In the country of my origin, not a single person was astranged to the name ‘Nelson Mandela’. The man was most loved by the people of South Africa, despite their race of which they were forced to be segregated by years ago.
When I think of the terrible apartheid regime which ruled the society my parents, grandparents and even great grandparents lived in, I am surely glad that they are where they are now. Though there are many things that I can see, many scars and hardships they had gone through which they hide.
My grandparents were children when apartheid started. Before then, everyone lived as normal. Though apartheid made the ‘white man’ untouchable, the ‘black man’ untameable, and the ‘indian man’ invisible. Many Indians and native Africans worked for the superior race, though were never allowed to share the priviledges the white man had, neither the ability to mingle with the ‘higher’ races. My grandparents tell me that they had african friends, and were often with other African workers during their leisure time, but as they spoke I could sense an invisible boundary which existed between these races, even if it seemed otherwise.

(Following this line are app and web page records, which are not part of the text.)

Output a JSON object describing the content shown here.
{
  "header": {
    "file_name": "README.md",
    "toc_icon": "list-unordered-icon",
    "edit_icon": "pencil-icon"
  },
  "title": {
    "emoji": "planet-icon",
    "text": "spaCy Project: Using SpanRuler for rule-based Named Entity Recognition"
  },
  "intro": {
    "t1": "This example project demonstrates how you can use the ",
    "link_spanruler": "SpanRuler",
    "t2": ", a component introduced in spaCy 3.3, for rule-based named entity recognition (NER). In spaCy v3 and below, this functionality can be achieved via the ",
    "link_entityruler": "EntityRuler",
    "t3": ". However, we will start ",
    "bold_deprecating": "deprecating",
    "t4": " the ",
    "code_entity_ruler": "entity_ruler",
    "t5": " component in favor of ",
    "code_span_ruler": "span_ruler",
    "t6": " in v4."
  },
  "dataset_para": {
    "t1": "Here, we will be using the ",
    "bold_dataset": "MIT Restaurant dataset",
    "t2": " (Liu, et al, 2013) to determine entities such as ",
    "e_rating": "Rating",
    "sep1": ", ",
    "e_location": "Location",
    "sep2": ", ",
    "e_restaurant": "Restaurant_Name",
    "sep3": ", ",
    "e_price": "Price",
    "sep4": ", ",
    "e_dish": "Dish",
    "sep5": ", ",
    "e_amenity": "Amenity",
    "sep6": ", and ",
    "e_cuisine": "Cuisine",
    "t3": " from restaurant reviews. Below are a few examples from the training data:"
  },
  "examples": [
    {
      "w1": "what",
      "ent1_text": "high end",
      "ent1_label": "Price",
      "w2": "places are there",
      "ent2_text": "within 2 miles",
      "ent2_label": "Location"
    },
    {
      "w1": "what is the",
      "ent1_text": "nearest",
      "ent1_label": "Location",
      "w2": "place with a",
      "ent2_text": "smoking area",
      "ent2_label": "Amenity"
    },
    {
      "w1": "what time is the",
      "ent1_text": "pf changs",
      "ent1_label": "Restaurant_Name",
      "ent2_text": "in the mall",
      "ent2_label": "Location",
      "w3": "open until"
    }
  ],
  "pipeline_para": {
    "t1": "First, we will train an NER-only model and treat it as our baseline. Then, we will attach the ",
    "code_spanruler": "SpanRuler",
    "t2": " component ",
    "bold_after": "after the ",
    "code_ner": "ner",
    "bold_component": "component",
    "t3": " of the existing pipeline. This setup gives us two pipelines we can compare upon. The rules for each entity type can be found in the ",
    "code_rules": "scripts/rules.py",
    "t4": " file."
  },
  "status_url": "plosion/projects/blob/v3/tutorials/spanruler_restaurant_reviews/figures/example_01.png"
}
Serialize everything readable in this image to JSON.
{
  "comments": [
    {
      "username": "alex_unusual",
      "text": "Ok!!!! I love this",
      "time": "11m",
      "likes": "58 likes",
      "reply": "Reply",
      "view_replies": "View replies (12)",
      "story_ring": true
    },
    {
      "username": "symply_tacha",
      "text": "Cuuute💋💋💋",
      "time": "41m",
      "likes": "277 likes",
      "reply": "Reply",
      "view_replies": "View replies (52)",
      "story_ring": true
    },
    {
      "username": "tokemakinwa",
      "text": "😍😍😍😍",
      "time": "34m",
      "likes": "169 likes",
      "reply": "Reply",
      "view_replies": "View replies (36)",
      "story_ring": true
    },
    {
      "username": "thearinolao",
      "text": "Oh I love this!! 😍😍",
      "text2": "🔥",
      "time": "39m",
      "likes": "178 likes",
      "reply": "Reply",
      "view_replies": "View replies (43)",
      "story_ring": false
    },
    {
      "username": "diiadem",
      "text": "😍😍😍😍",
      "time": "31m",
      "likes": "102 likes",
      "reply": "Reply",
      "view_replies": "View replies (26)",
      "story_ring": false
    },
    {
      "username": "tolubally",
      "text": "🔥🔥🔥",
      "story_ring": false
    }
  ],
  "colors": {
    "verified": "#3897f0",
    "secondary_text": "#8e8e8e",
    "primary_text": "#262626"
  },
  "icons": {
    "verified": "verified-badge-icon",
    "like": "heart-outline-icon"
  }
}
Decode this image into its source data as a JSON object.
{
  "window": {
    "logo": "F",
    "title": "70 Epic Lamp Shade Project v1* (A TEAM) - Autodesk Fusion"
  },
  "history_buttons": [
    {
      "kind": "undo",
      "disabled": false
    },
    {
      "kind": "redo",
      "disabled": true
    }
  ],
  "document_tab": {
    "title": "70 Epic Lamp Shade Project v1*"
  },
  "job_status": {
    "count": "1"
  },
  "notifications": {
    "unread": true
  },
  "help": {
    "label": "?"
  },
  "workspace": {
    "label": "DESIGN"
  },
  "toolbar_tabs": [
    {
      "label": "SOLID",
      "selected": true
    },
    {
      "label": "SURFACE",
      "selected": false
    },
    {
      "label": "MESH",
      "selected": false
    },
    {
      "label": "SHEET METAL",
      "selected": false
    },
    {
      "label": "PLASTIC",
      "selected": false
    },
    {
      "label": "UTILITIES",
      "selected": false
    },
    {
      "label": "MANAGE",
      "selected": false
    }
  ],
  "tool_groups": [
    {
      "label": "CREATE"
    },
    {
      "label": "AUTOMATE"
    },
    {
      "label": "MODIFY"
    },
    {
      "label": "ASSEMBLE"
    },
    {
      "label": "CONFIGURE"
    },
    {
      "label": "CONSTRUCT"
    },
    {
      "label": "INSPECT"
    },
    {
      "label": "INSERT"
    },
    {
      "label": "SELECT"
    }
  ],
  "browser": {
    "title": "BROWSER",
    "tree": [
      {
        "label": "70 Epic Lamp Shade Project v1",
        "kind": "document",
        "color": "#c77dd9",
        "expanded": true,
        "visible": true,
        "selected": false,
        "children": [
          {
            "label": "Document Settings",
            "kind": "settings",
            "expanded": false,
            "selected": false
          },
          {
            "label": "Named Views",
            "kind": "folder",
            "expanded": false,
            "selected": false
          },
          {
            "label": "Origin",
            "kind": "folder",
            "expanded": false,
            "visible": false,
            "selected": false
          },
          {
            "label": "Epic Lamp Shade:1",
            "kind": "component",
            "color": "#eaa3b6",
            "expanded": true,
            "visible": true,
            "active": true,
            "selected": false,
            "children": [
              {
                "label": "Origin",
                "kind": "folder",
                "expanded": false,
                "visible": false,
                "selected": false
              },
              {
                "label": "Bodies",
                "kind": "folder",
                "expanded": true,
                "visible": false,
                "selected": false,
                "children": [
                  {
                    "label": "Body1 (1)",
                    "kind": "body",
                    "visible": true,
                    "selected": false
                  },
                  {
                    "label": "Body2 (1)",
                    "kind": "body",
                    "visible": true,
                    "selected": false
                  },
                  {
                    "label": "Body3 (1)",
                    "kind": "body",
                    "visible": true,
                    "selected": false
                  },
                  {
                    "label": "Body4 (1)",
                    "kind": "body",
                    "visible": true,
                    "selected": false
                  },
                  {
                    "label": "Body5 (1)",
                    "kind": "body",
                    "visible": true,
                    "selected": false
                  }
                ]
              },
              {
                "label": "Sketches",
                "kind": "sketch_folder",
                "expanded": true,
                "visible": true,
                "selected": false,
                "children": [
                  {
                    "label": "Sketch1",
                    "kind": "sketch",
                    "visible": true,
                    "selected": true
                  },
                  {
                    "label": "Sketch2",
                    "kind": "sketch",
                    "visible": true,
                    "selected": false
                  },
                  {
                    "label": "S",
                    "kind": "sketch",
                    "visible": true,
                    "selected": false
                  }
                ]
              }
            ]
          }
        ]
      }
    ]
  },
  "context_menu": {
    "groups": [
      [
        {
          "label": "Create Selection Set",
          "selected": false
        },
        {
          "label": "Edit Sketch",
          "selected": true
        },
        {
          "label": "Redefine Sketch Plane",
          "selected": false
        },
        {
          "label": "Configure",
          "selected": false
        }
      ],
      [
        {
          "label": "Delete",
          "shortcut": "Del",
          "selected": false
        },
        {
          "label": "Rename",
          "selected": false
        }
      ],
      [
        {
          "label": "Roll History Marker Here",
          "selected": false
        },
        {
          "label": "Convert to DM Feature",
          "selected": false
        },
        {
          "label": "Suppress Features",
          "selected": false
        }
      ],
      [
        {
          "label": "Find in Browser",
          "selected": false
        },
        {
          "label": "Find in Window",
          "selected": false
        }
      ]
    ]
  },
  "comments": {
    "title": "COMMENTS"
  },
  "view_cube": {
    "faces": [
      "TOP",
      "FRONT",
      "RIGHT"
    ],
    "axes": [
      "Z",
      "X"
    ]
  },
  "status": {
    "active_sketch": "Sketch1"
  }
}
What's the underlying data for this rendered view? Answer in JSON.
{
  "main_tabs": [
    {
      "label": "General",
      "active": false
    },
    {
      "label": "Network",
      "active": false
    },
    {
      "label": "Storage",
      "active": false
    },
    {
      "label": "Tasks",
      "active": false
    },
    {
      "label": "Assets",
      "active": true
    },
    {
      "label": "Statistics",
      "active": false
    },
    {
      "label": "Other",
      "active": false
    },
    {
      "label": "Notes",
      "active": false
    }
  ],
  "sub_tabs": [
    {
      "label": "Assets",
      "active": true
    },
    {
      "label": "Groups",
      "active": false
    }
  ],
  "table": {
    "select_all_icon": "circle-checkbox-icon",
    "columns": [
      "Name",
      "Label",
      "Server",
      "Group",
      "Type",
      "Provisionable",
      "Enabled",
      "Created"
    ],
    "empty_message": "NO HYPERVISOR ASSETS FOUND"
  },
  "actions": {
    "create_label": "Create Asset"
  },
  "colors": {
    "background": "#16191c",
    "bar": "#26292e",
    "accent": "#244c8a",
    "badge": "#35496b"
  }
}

I think mostly I do not blame the Africans for the way things are now; they were forced out of power over their own land which they lived in for hundreds of years before the white man settled. They were treated terribly, killed unjustly. I was unaware that I fell into the trap that almost all Africans were caught in. Except a handful, one of them being an amazing man who one day rose above all odds to become a man who surprised the entire world, including his own nation.
His name was Nelson Mandela. A man who fought against apartheid from the time he was old enough to attend university and study law. This man, native african, was appalled by the way his home country had been run. But instead of complaining, instead of pitying himself, he decided to rise up and do something about it.
His respect for the white man came as a shock, and to many, was taken as an insult. Many of those who were disrespected, dishonoured and disgraced by the leaders of the apartheid regime, could not understand why Mandela had such courage and strength to speak to them respectfully and with grace.
I remember looking at him and wondering how such a man who had been treated so badly, could decide to love instead of hate; to forgive instead of hold unforgiveness; to respect instead of disrespect. How could a man who was forced into prison for 40 years away from his family, beaten and brushed both physically and mentally, stir up such courage to stand against the apartheid government? Only a man who decides to make a difference, and who is a man that has learnt how to love, can do this.
Mandela was released and made President of South Africa in 1994. The country were ecstatic of such a victory. Of course, there were people who still preferred such a derogatory system; it is these people whose minds I hope I will eventually learn to understand.